“But of course, the more you put, the more capacity you could have, and there are plans for expansion in the future,” he said.
Another big difference from other LEOs like Starlink is that because OQ is supporting NB-IoT, it can use nanosatellites. As the name implies, nanosatellites are very small “shoe-box sized” that are inexpensive and quick to launch.
Augmenting private networks
Mobile operators, MVNOs and solutions providers are potential customers for OQ.
Selling excess capacity is an option, but Qaise said there’s interest from operators and MVNOs that would like an enterprise solution for oil and gas or shipping companies, for example, that works with NB-IoT.
Instead of several roaming partners or adding infrastructure in difficult to reach areas, service providers could tap OQ’s satellite network for IoT connectivity where there are gaps in terrestrial network coverage.
Notably, many of the industries that OQ is targeting have also been pegged by the wireless industry as good candidates for private cellular networks – with increasing interest on Industrial IoT in particular.
Rather than a competitor, Qaise said OQ can actually help or augment private networks. It’s a new concept that the company is trying to introduce to the industry.
Private networks still require the deployment of infrastructure, he noted and can cause an issue for mobility when assets are spread out.
Qaise described a use case example for the oil and gas industry where a site may use a private network. But if an oil pipe is thousands of kilometers, there is likely not a good case for putting up a private network that can cover the entire area. However low-cost, low-power sensors with long life cycles could be spread along the deployment – connecting via NB-IoT to OQ satellites. Or in the case of a large drilling machine, which he said companies can often lose when lending out to oil and gas providers in desert regions, requiring asset tracking.
“The problem with these cases, is you cannot cover it with private networks,” he said. So OQ’s network could pick up where the private network leaves off. He noted that satellites come with very high security, also a key consideration for enterprises considering private networks.
“Imagine with these satellites we can offer a private network, but on a global scale,” Qaise said. Even if customers have multiple private networks and then could connect them through the satellite constellation.
“So you have your own private network spreading over a big footprint and not just where your cell towers are,” he said. It’s a use case OQ is exploring, as well as for enterprises with mobile assets that need to connect once they move outside of the private network coverage zone.

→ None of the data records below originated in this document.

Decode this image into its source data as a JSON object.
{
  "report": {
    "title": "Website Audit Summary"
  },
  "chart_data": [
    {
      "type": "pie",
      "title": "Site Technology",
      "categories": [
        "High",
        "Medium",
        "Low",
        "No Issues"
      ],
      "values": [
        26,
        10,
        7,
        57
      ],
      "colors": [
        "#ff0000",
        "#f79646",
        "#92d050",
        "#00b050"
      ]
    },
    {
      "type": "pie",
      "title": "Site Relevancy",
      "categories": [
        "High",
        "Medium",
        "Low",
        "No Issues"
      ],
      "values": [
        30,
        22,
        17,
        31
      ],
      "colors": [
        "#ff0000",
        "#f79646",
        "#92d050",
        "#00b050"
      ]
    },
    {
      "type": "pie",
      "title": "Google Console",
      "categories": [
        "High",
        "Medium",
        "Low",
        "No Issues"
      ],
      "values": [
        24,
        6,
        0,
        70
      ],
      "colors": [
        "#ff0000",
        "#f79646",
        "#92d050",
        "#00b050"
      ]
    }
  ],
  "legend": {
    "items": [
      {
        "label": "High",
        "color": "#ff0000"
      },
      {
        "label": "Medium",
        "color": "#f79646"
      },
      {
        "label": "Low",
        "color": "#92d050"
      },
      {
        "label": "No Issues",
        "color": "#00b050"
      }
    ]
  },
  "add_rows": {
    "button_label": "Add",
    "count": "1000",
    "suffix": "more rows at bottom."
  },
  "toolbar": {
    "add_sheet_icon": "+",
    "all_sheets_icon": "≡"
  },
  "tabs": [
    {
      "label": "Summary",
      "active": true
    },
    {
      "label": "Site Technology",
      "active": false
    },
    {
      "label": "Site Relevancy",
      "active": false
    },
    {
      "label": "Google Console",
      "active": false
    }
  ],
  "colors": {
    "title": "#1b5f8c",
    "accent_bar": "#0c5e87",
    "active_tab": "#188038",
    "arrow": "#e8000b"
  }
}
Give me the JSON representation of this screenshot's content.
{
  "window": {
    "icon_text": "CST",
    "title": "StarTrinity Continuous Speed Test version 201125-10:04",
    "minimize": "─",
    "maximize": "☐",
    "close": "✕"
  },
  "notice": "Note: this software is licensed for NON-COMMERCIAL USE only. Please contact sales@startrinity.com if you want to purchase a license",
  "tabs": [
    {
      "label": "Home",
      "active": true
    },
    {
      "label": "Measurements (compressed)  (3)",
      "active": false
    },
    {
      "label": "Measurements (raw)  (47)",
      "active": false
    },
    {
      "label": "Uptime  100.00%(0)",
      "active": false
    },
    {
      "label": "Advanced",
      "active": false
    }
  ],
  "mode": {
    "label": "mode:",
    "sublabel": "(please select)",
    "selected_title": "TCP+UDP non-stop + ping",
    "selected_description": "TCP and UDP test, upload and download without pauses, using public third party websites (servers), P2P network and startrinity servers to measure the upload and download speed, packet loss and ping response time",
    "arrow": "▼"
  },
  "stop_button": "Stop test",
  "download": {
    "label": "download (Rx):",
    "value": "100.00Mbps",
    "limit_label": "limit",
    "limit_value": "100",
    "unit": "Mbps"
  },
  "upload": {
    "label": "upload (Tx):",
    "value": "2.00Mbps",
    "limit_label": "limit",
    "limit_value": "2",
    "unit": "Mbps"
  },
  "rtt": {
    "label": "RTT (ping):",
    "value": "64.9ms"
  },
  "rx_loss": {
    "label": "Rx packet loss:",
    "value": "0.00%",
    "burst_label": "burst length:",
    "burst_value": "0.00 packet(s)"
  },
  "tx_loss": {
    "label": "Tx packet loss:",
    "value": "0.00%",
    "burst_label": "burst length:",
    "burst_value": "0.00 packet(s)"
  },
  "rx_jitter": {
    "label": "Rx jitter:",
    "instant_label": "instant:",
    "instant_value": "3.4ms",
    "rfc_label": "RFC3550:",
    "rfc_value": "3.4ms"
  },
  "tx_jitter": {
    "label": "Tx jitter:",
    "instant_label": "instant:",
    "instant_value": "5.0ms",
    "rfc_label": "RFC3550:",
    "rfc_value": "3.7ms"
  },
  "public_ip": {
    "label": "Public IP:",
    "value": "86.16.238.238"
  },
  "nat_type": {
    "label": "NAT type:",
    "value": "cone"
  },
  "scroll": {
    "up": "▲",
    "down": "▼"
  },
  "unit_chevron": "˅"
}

“You will still be connected to your private network through our global access network,” Qaise said.
Corrected to reflect satellite velocity as 7 kilometers per second, not 70 meters per second.